**INPUT RECORDS**:
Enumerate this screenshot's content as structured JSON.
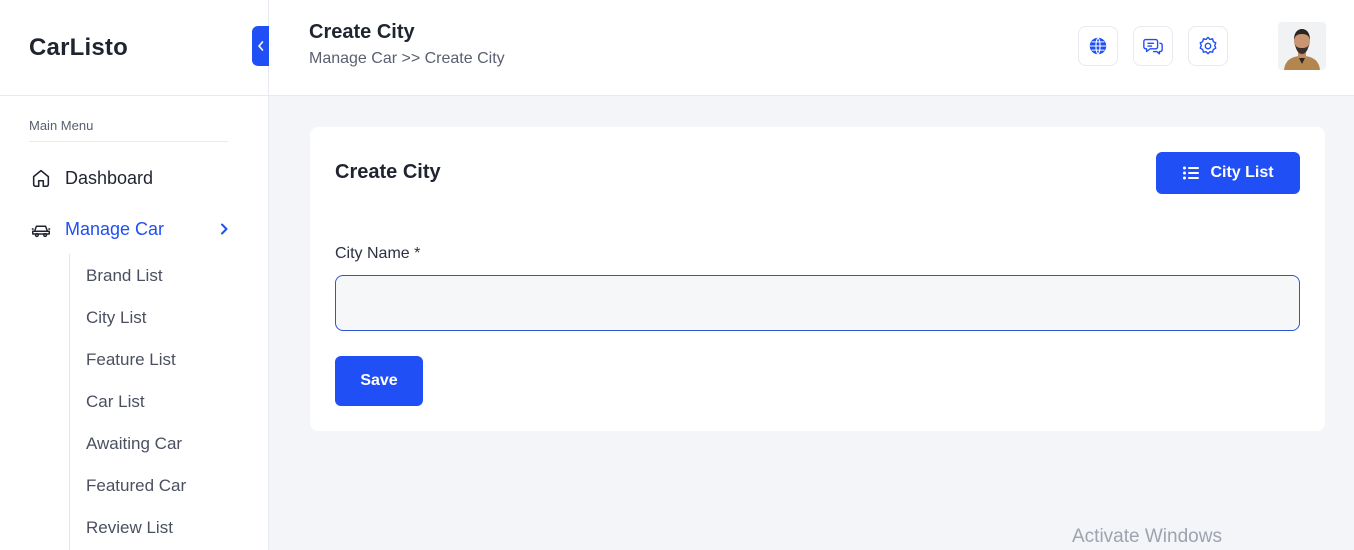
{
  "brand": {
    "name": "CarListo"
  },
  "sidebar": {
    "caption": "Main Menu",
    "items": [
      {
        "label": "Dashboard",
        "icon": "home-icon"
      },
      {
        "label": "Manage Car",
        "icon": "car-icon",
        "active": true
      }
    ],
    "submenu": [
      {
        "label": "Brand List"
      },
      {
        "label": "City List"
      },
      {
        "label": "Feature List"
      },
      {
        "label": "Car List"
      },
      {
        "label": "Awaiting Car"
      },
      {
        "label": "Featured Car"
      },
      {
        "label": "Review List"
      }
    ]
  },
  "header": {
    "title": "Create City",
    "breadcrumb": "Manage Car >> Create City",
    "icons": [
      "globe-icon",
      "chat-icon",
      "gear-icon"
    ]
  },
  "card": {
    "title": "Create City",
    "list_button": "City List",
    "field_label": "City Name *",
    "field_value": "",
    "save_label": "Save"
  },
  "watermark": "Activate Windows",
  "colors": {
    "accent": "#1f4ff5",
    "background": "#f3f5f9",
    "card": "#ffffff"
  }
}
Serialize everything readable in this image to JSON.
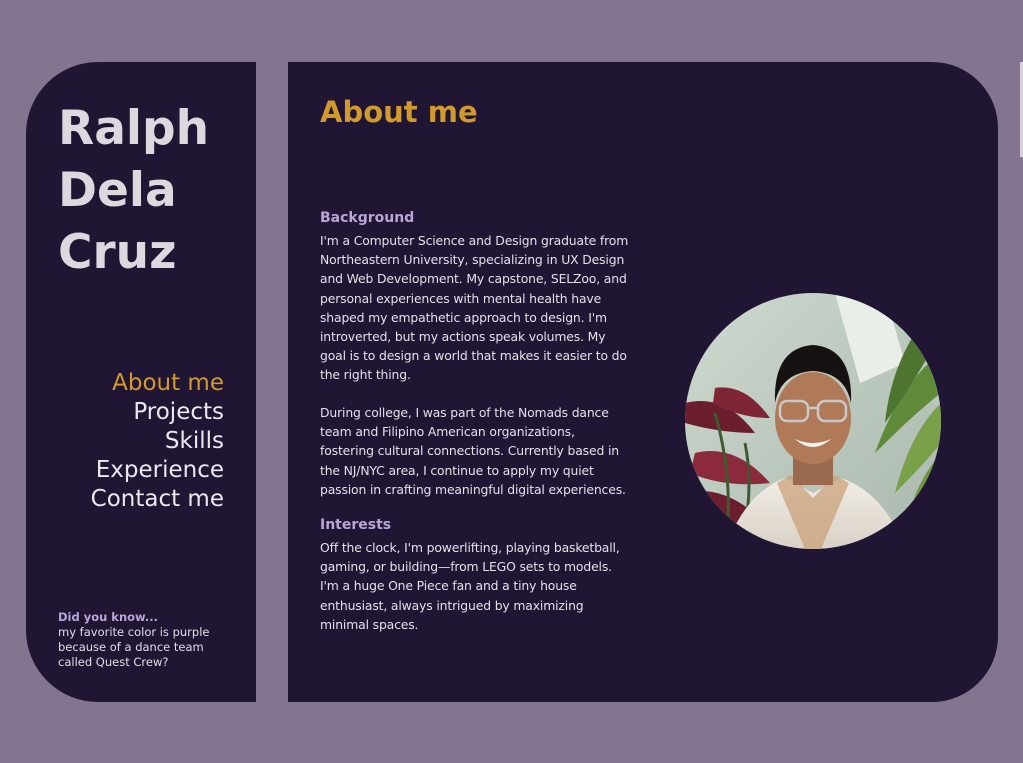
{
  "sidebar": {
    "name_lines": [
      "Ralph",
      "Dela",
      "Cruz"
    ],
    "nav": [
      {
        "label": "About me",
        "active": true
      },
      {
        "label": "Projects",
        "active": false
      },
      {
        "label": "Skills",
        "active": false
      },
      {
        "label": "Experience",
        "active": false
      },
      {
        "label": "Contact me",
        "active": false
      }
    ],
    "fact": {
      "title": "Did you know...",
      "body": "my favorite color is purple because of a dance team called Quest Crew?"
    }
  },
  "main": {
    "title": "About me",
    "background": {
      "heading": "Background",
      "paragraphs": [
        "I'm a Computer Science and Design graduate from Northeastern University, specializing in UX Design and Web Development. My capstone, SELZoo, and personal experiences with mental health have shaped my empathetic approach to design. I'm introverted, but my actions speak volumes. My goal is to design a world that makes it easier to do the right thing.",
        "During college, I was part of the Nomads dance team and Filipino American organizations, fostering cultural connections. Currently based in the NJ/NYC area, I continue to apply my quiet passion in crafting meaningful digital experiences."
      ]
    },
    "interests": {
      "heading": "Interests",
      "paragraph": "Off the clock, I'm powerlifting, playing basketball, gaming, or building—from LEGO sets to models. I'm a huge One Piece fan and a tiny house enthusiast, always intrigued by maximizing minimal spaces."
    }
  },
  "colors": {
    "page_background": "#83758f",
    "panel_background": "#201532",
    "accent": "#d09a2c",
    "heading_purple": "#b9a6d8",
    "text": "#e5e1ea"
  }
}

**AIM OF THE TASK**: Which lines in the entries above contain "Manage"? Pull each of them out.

**SOLUTION FOR THIS EXERCISE**:
        "label": "Manage Car",
    "breadcrumb": "Manage Car >> Create City",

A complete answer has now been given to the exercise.